#### SUPPLIED INFORMATION

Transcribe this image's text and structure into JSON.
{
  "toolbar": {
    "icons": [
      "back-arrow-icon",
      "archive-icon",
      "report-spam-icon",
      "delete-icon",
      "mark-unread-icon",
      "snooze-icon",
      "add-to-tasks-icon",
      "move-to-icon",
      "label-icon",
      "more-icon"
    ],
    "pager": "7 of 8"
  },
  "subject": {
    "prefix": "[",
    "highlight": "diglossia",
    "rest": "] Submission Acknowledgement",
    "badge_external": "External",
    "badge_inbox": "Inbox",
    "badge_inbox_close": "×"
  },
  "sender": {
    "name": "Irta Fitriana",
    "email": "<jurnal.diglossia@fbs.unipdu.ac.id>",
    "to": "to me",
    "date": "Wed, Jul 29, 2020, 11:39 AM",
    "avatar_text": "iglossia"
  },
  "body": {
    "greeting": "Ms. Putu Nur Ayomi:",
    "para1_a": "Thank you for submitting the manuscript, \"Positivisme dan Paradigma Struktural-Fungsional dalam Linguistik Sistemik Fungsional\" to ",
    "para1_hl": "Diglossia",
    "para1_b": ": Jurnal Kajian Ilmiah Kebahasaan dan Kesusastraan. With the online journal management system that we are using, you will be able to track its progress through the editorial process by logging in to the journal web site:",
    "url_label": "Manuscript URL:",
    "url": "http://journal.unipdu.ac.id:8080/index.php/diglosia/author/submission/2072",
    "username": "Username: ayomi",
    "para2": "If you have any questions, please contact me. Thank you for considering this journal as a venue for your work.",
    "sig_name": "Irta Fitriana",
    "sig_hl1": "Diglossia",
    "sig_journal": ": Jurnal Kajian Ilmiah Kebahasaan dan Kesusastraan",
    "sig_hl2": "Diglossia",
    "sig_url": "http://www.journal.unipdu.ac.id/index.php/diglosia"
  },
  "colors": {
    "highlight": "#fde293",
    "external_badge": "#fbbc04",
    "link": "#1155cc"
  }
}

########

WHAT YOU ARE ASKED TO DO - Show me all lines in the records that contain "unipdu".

RESPONSE BELOW -
    "email": "<jurnal.diglossia@fbs.unipdu.ac.id>",
    "url": "http://journal.unipdu.ac.id:8080/index.php/diglosia/author/submission/2072",
    "sig_url": "http://www.journal.unipdu.ac.id/index.php/diglosia"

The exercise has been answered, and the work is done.